»»
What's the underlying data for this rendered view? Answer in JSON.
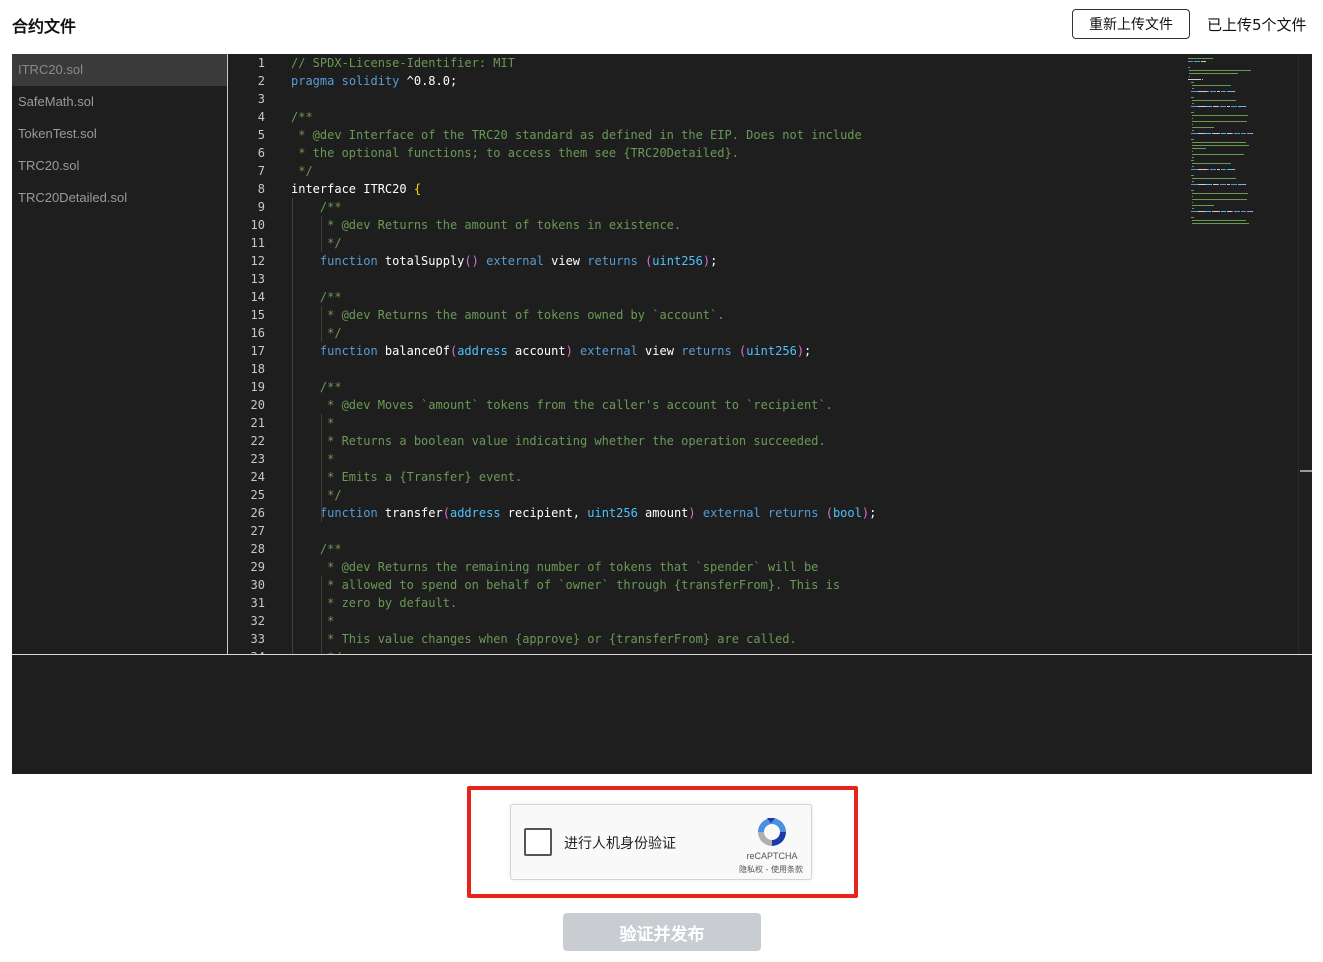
{
  "header": {
    "title": "合约文件",
    "reupload_label": "重新上传文件",
    "upload_status": "已上传5个文件"
  },
  "files": [
    "ITRC20.sol",
    "SafeMath.sol",
    "TokenTest.sol",
    "TRC20.sol",
    "TRC20Detailed.sol"
  ],
  "active_file": "ITRC20.sol",
  "code_lines": [
    [
      [
        "cm",
        "// SPDX-License-Identifier: MIT"
      ]
    ],
    [
      [
        "kw",
        "pragma"
      ],
      [
        "tx",
        " "
      ],
      [
        "kw",
        "solidity"
      ],
      [
        "tx",
        " ^0.8.0;"
      ]
    ],
    [],
    [
      [
        "cm",
        "/**"
      ]
    ],
    [
      [
        "cm",
        " * @dev Interface of the TRC20 standard as defined in the EIP. Does not include"
      ]
    ],
    [
      [
        "cm",
        " * the optional functions; to access them see {TRC20Detailed}."
      ]
    ],
    [
      [
        "cm",
        " */"
      ]
    ],
    [
      [
        "tx",
        "interface ITRC20 "
      ],
      [
        "br",
        "{"
      ]
    ],
    [
      [
        "cm",
        "    /**"
      ]
    ],
    [
      [
        "cm",
        "     * @dev Returns the amount of tokens in existence."
      ]
    ],
    [
      [
        "cm",
        "     */"
      ]
    ],
    [
      [
        "tx",
        "    "
      ],
      [
        "kw",
        "function"
      ],
      [
        "tx",
        " totalSupply"
      ],
      [
        "pr",
        "()"
      ],
      [
        "tx",
        " "
      ],
      [
        "kw",
        "external"
      ],
      [
        "tx",
        " view "
      ],
      [
        "kw",
        "returns"
      ],
      [
        "tx",
        " "
      ],
      [
        "pr",
        "("
      ],
      [
        "ty",
        "uint256"
      ],
      [
        "pr",
        ")"
      ],
      [
        "tx",
        ";"
      ]
    ],
    [],
    [
      [
        "cm",
        "    /**"
      ]
    ],
    [
      [
        "cm",
        "     * @dev Returns the amount of tokens owned by `account`."
      ]
    ],
    [
      [
        "cm",
        "     */"
      ]
    ],
    [
      [
        "tx",
        "    "
      ],
      [
        "kw",
        "function"
      ],
      [
        "tx",
        " balanceOf"
      ],
      [
        "pr",
        "("
      ],
      [
        "ty",
        "address"
      ],
      [
        "tx",
        " account"
      ],
      [
        "pr",
        ")"
      ],
      [
        "tx",
        " "
      ],
      [
        "kw",
        "external"
      ],
      [
        "tx",
        " view "
      ],
      [
        "kw",
        "returns"
      ],
      [
        "tx",
        " "
      ],
      [
        "pr",
        "("
      ],
      [
        "ty",
        "uint256"
      ],
      [
        "pr",
        ")"
      ],
      [
        "tx",
        ";"
      ]
    ],
    [],
    [
      [
        "cm",
        "    /**"
      ]
    ],
    [
      [
        "cm",
        "     * @dev Moves `amount` tokens from the caller's account to `recipient`."
      ]
    ],
    [
      [
        "cm",
        "     *"
      ]
    ],
    [
      [
        "cm",
        "     * Returns a boolean value indicating whether the operation succeeded."
      ]
    ],
    [
      [
        "cm",
        "     *"
      ]
    ],
    [
      [
        "cm",
        "     * Emits a {Transfer} event."
      ]
    ],
    [
      [
        "cm",
        "     */"
      ]
    ],
    [
      [
        "tx",
        "    "
      ],
      [
        "kw",
        "function"
      ],
      [
        "tx",
        " transfer"
      ],
      [
        "pr",
        "("
      ],
      [
        "ty",
        "address"
      ],
      [
        "tx",
        " recipient, "
      ],
      [
        "ty",
        "uint256"
      ],
      [
        "tx",
        " amount"
      ],
      [
        "pr",
        ")"
      ],
      [
        "tx",
        " "
      ],
      [
        "kw",
        "external"
      ],
      [
        "tx",
        " "
      ],
      [
        "kw",
        "returns"
      ],
      [
        "tx",
        " "
      ],
      [
        "pr",
        "("
      ],
      [
        "ty",
        "bool"
      ],
      [
        "pr",
        ")"
      ],
      [
        "tx",
        ";"
      ]
    ],
    [],
    [
      [
        "cm",
        "    /**"
      ]
    ],
    [
      [
        "cm",
        "     * @dev Returns the remaining number of tokens that `spender` will be"
      ]
    ],
    [
      [
        "cm",
        "     * allowed to spend on behalf of `owner` through {transferFrom}. This is"
      ]
    ],
    [
      [
        "cm",
        "     * zero by default."
      ]
    ],
    [
      [
        "cm",
        "     *"
      ]
    ],
    [
      [
        "cm",
        "     * This value changes when {approve} or {transferFrom} are called."
      ]
    ],
    [
      [
        "cm",
        "     */"
      ]
    ]
  ],
  "colors": {
    "editor_bg": "#1e1e1e",
    "comment": "#6a9955",
    "keyword": "#569cd6",
    "type": "#4fc1ff",
    "paren": "#da70d6",
    "brace": "#ffd700",
    "highlight_border": "#e5251b",
    "button_disabled": "#c9ccd1"
  },
  "captcha": {
    "label": "进行人机身份验证",
    "brand": "reCAPTCHA",
    "links": "隐私权 - 使用条款",
    "icon": "recaptcha-icon"
  },
  "submit": {
    "label": "验证并发布",
    "disabled": true
  }
}
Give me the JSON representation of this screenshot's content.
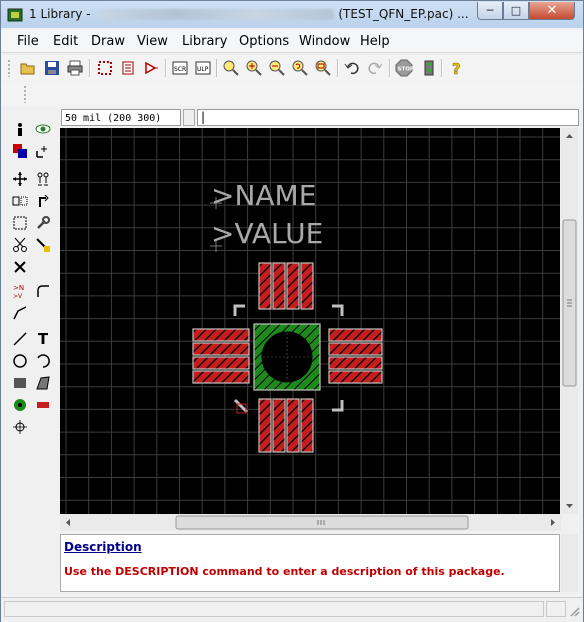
{
  "window": {
    "title_prefix": "1 Library - ",
    "title_suffix": "(TEST_QFN_EP.pac) ...",
    "controls": {
      "minimize": "─",
      "maximize": "□",
      "close": "✕"
    }
  },
  "menu": [
    "File",
    "Edit",
    "Draw",
    "View",
    "Library",
    "Options",
    "Window",
    "Help"
  ],
  "toolbar": {
    "icons": [
      "open-icon",
      "save-icon",
      "print-icon",
      "board-icon",
      "schematic-icon",
      "symbol-icon",
      "script-icon",
      "ulp-icon",
      "zoom-fit-icon",
      "zoom-in-icon",
      "zoom-out-icon",
      "zoom-redraw-icon",
      "zoom-select-icon",
      "undo-icon",
      "redo-icon",
      "stop-icon",
      "drc-icon",
      "help-icon"
    ]
  },
  "command_bar": {
    "grid_value": "50 mil (200 300)",
    "command_value": "|"
  },
  "left_toolbar": {
    "text_tool_label": "T"
  },
  "canvas": {
    "name_text": ">NAME",
    "value_text": ">VALUE",
    "grid_color": "#3c3c3c",
    "pad_color": "#c41e1e",
    "exposed_pad_color": "#1e8a1e"
  },
  "description": {
    "link": "Description",
    "message": "Use the DESCRIPTION command to enter a description of this package."
  }
}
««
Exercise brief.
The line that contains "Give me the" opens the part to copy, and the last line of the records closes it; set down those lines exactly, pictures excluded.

Expected answer.
Give me the JSON representation of this screenshot's content.
{
  "window": {
    "title_prefix": "1 Library - ",
    "title_suffix": "(TEST_QFN_EP.pac) ...",
    "controls": {
      "minimize": "─",
      "maximize": "□",
      "close": "✕"
    }
  },
  "menu": [
    "File",
    "Edit",
    "Draw",
    "View",
    "Library",
    "Options",
    "Window",
    "Help"
  ],
  "toolbar": {
    "icons": [
      "open-icon",
      "save-icon",
      "print-icon",
      "board-icon",
      "schematic-icon",
      "symbol-icon",
      "script-icon",
      "ulp-icon",
      "zoom-fit-icon",
      "zoom-in-icon",
      "zoom-out-icon",
      "zoom-redraw-icon",
      "zoom-select-icon",
      "undo-icon",
      "redo-icon",
      "stop-icon",
      "drc-icon",
      "help-icon"
    ]
  },
  "command_bar": {
    "grid_value": "50 mil (200 300)",
    "command_value": "|"
  },
  "left_toolbar": {
    "text_tool_label": "T"
  },
  "canvas": {
    "name_text": ">NAME",
    "value_text": ">VALUE",
    "grid_color": "#3c3c3c",
    "pad_color": "#c41e1e",
    "exposed_pad_color": "#1e8a1e"
  },
  "description": {
    "link": "Description",
    "message": "Use the DESCRIPTION command to enter a description of this package."
  }
}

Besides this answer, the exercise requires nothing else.